Licorice may increase salt and water retention and increase blood pressure, making antihypertensives less effective.

Licorice may increase the risk of an abnormal heart rhythm, making antiarrhythmic therapy less effective.

Digoxin

Because licorice increases urine formation, it can result in low levels of potassium, which is excreted in urine. When licorice is taken with digoxin, the low potassium levels increase the risk of digoxin toxicity.

Licorice may intensify the effects of most diuretics, causing increased, rapid loss of potassium. Licorice may interfere with the effectiveness of potassium-sparing diuretics, such as spironolactone, making these diuretics less effective.

Licorice may intensify the effects of these drugs and increase the risk of side effects, such as headache, tremors, and manic episodes.
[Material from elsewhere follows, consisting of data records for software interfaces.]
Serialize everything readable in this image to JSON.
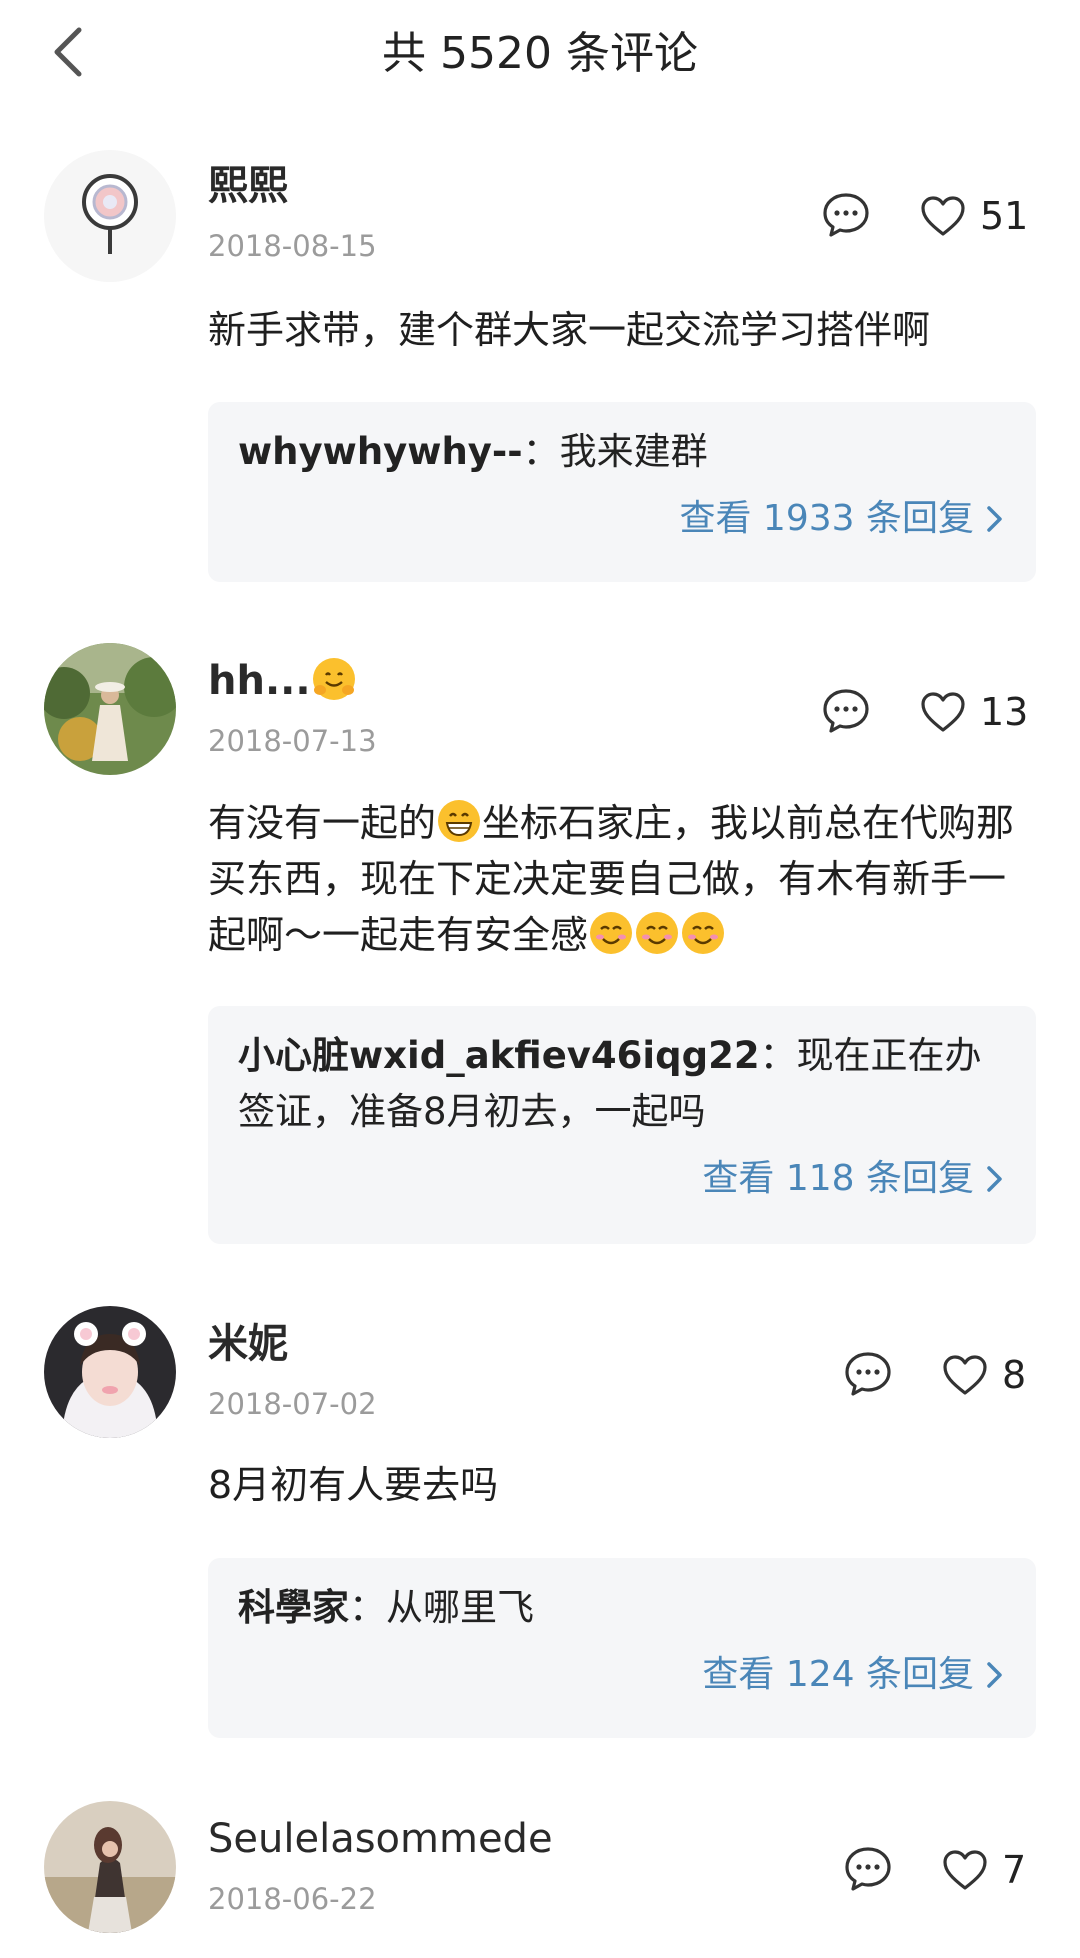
{
  "header": {
    "title": "共 5520 条评论"
  },
  "icons": {
    "back": "chevron-left-icon",
    "reply": "speech-bubble-icon",
    "like": "heart-outline-icon",
    "view_more": "chevron-right-icon",
    "emoji": "smiling-face-emoji"
  },
  "colors": {
    "link": "#4a86b8",
    "reply_bg": "#f5f6f8",
    "date": "#9b9b9b"
  },
  "comments": [
    {
      "username": "熙熙",
      "date": "2018-08-15",
      "likes": "51",
      "text": "新手求带，建个群大家一起交流学习搭伴啊",
      "reply": {
        "user": "whywhywhy--",
        "sep": "：",
        "text": "我来建群",
        "view_more": "查看 1933 条回复"
      }
    },
    {
      "username": "hh...",
      "date": "2018-07-13",
      "likes": "13",
      "text_a": "有没有一起的",
      "text_b": "坐标石家庄，我以前总在代购那买东西，现在下定决定要自己做，有木有新手一起啊～一起走有安全感",
      "reply": {
        "user": "小心脏wxid_akfiev46iqg22",
        "sep": "：",
        "text": "现在正在办签证，准备8月初去，一起吗",
        "view_more": "查看 118 条回复"
      }
    },
    {
      "username": "米妮",
      "date": "2018-07-02",
      "likes": "8",
      "text": "8月初有人要去吗",
      "reply": {
        "user": "科學家",
        "sep": "：",
        "text": "从哪里飞",
        "view_more": "查看 124 条回复"
      }
    },
    {
      "username": "Seulelasommede",
      "date": "2018-06-22",
      "likes": "7"
    }
  ]
}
Milk thistle may intensify the effects of these drugs, causing an excessive decrease in blood sugar levels.

Protease inhibitors (such as indinavir or saquinavir), which are used to treat HIV infection

Milk thistle decreases blood levels of protease inhibitors, making them less effective.

Warfarin

Milk thistle may increase risk of bleeding by increasing effects.

Estrogen therapy and oral contraceptives

Saw palmetto may affect hormone levels.

Antiplatelets and anticoagulants 

Saw palmetto may increase effects and may cause bleeding.

Cyclosporine

St. John’s wort may reduce blood levels of cyclosporine, making it less effective, with potentially dangerous results (such as rejection of an organ transplant).

Digoxin

St. John’s wort may reduce blood levels of digoxin, making it less effective, with potentially dangerous results.

Iron

St. John’s wort may reduce iron absorption.

St. John’s wort may intensify the effects of MAOIs, possibly causing very high blood pressure that requires emergency treatment.

St. John’s wort increases the metabolism of these drugs, reducing their effectiveness.

St. John’s wort increases the metabolism of these drugs, reducing their effectiveness.

Photosensitizing drugs (such as lansoprazole, omeprazole, piroxicam, and sulfonamide antibiotics)

When taken with these drugs, St. John’s wort may increase the risk of sun sensitivity.

Protease inhibitors (such as indinavir or saquinavir), which are used to treat HIV infection

St. John’s wort may reduce blood levels of protease inhibitors, making them less effective.

Selective serotonin reuptake inhibitors (SSRIs, such as fluoxetine, paroxetine, and sertraline)

St. John’s wort may intensify the effects of these drugs.

Tricyclic antidepressants

St. John's wart may decrease the effects of these drugs.

Warfarin

St. John’s wort may reduce blood levels of warfarin, making it less effective and clot formation more likely.

Sedatives (such as barbiturates and benzodiazepines)

Valerian may intensify or prolong the effects of sedatives, causing excessive sedation.

* Sale of supplements containing ephedra is banned in the United States.

† True, natural licorice, not the more common, artificially flavored licorice candy.